::: EXERCISE INPUT

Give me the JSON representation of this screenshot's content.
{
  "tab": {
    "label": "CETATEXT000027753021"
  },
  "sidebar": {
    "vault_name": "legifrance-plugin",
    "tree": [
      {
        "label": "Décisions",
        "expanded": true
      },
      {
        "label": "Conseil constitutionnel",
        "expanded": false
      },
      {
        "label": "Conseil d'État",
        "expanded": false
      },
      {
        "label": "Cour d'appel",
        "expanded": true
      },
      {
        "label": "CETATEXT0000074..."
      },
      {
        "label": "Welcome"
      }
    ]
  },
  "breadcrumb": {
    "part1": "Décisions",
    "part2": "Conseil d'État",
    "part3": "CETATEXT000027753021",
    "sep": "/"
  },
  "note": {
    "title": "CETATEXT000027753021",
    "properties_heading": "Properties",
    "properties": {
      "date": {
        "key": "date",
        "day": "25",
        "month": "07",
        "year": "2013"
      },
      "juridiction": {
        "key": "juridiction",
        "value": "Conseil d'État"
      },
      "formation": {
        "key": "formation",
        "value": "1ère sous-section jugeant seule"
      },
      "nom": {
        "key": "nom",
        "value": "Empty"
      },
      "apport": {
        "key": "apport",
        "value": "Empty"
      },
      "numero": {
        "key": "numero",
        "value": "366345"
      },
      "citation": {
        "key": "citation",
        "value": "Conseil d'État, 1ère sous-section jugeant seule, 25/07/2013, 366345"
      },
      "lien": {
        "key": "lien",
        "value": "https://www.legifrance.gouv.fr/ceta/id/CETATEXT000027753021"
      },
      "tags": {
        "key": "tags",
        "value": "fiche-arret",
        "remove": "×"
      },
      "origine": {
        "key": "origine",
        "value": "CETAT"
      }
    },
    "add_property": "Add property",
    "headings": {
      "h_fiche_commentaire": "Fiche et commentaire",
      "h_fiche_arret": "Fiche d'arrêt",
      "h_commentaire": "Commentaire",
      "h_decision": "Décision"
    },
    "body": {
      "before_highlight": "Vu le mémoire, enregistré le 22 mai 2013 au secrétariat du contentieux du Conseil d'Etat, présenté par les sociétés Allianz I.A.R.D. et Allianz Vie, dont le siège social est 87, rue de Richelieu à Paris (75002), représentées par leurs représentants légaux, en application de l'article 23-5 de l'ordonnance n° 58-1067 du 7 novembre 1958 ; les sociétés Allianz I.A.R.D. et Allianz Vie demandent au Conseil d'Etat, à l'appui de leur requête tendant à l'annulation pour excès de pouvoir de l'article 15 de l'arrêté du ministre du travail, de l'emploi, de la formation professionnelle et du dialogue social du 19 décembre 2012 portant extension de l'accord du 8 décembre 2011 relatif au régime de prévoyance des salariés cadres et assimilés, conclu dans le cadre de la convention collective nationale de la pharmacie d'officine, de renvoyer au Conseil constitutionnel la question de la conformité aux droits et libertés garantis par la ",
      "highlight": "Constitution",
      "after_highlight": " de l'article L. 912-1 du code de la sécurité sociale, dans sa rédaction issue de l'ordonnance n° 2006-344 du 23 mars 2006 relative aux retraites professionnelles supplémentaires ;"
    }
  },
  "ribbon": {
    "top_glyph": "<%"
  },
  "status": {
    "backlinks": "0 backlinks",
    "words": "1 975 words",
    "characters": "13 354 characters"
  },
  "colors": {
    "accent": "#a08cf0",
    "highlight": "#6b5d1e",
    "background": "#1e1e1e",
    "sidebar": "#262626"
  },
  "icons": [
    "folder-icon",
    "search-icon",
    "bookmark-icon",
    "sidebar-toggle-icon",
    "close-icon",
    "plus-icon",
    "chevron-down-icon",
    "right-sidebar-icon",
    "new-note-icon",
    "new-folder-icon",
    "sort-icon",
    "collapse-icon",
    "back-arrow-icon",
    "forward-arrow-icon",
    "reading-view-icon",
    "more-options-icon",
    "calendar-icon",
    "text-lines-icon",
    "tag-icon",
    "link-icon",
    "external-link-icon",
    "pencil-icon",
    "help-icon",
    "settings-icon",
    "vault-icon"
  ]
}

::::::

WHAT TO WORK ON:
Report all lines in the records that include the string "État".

WRITTEN RESPONSE:
        "label": "Conseil d'État",
    "part2": "Conseil d'État",
        "value": "Conseil d'État"
        "value": "Conseil d'État, 1ère sous-section jugeant seule, 25/07/2013, 366345"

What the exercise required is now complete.